And for the Cornelia and Florence Bridge Preserve in Pike County, PA, including a trail that could be available for all abilities was highly important during the site planning of this 300 acre natural park. When Charles P. Bridge—a humble and beloved man who sold penny candies to children at his well-frequented gas station in Milford, PA—donated his family’s property to Dingman Township under a Conservation Easement with the North American Land Trust (NALT) in 2007, he wanted to ensure that everyone could be inspired by his family property, just as he was.
Mr. Bridge, also endearingly known as “One Armed Charlie” within the community, had survived an accident in his youth that resulted in his arm being amputated. He therefore personally understood the limited opportunities and discrimination that confront those with physical handicaps. Charlie felt it essential that all sorts of people be able to access and enjoy his family’s beautiful land, just as he had in his youth.
With Charlie’s passing at the age of 95 in 2008, the township was surprised to learn that this adored gas station owner was more generous than anyone could have imagined, as he bequeathed unforeseen substantial funds from his and his late wife’s estates to the township to support the development of public access to the family property. This in turn allowed the park to develop at a rate much faster than originally anticipated, and the township was assured of funds for continual upkeep. Although Charlie was unable to see the end results of his donation, Karen Kleist, who works for Dingman Township and played an integral part in the planning of the Preserve, is confident that “Charlie would be thrilled that we were really able to implement his vision.” And it is truly a vision to behold.
What were once cross country skiing trails were ultimately turned into more than 2 miles of hiking and biking trails, neighboring Delaware State Forest and ultimately the former County Park. From the trailhead, the Cornelia Trail, which was named for Charlie’s mother, is a central part of the trail network and an ADA trail. Less than a mile long and frequented by children, dog walkers, and parents with strollers, it gently winds amongst the trees and stops for breaks at wooden benches before leading walkers to an open pavilion that sits atop a meadow, allowing for wonderful, well-earned views of rolling hills and distant treetops.
While the ADA regulations resulted in an extremely costly and time consuming project, every one of Charlie’s pennies invested in the construction of the Cornelia Trail has been worth it. Dingman Township Board of Supervisors member Dennis Brink explained that, “We anticipated it being very well used, but the popularity and success of it has blown us away!”
Thanks to Charlie’s legacy, more projects are in the works. More than 4 miles of trails have been mapped and designed, trail markers will soon go up, and a local mountain bike group is working with the Township to design additional single track trails.

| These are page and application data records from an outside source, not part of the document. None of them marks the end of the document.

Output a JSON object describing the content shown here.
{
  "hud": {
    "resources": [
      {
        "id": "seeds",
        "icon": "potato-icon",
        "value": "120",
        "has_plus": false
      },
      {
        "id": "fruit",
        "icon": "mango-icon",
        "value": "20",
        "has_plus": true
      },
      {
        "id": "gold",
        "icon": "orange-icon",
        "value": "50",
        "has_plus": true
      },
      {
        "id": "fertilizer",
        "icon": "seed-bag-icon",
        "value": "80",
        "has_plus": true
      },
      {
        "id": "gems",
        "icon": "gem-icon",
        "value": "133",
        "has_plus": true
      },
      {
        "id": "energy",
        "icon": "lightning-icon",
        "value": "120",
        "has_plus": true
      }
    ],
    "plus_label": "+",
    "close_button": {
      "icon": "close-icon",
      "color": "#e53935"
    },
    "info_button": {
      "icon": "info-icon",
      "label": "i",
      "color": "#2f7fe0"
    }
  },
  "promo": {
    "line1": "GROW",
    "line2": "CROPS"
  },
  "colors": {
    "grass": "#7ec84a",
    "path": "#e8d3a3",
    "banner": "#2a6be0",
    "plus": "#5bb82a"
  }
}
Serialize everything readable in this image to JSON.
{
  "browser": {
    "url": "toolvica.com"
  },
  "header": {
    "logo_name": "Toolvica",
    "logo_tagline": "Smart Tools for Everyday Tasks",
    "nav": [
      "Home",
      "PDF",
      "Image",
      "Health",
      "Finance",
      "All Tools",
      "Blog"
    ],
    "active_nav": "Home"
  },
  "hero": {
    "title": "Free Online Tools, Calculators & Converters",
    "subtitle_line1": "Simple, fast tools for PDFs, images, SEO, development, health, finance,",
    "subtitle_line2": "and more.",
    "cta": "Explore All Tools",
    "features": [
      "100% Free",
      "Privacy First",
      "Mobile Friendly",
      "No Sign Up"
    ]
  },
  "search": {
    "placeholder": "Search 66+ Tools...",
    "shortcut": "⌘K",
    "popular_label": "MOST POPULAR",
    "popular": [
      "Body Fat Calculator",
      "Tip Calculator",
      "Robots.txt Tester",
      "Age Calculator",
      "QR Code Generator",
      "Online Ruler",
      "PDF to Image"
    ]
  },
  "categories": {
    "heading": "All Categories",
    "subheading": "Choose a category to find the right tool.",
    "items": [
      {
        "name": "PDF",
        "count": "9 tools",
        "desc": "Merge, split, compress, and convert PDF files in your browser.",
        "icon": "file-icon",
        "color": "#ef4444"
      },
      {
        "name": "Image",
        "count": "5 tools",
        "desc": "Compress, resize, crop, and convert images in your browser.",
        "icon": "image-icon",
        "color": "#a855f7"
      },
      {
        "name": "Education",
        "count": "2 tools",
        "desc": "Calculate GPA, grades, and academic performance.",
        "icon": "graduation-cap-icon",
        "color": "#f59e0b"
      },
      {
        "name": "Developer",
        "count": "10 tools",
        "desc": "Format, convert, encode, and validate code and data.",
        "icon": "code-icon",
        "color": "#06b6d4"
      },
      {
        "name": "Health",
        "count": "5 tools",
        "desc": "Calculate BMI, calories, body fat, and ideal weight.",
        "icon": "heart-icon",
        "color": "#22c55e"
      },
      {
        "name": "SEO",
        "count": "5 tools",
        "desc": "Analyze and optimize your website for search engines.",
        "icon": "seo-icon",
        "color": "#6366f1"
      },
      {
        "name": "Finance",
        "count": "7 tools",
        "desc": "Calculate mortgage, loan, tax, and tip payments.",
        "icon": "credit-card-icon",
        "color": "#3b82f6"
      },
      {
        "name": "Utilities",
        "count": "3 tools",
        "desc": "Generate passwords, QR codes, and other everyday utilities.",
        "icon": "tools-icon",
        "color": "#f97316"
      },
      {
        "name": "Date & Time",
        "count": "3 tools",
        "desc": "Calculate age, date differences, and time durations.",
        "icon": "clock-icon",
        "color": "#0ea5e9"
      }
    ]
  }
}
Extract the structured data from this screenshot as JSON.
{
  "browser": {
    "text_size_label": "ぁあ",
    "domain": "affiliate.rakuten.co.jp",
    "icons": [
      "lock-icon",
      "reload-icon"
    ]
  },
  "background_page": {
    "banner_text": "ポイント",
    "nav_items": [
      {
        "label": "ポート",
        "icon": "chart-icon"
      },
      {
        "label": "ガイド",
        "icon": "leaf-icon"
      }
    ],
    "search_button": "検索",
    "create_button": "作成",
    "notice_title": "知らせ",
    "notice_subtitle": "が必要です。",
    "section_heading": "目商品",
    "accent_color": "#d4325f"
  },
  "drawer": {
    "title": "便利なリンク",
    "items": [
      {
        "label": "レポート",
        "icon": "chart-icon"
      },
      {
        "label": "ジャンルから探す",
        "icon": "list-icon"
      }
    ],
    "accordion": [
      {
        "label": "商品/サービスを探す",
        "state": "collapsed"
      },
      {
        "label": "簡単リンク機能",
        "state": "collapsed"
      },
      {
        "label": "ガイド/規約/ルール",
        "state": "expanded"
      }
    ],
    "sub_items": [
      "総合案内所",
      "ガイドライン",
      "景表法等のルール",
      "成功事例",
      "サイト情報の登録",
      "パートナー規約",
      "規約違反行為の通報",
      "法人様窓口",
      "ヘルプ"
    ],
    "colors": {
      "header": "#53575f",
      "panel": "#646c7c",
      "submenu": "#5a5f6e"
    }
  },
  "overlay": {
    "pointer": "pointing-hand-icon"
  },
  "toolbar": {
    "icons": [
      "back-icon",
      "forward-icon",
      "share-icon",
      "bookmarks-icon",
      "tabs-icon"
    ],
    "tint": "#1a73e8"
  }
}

In addition, thanks to a PaDEP grant and expertise from the Pike County Conservation District staff, a local Boy Scout Troop will soon begin creating an interpretive trail by identifying plant species with informational placards along the trail network. And with the popularity of the Preserve, there are plans to expand the parking lot, which has the tendency to overflow on the weekends.
The Cornelia and Florence Bridge Preserve is a model in its thoughtful accommodation of people of all abilities, and in this way, “One Armed Charlie” continues to give back to his community. The culmination of a collaborative effort involving Charles Bridge, Dingman and Milford Townships, the North American Land Trust, and many dedicated individuals has ensured that generations to come will be able to enjoy the many natural features of this scenic property.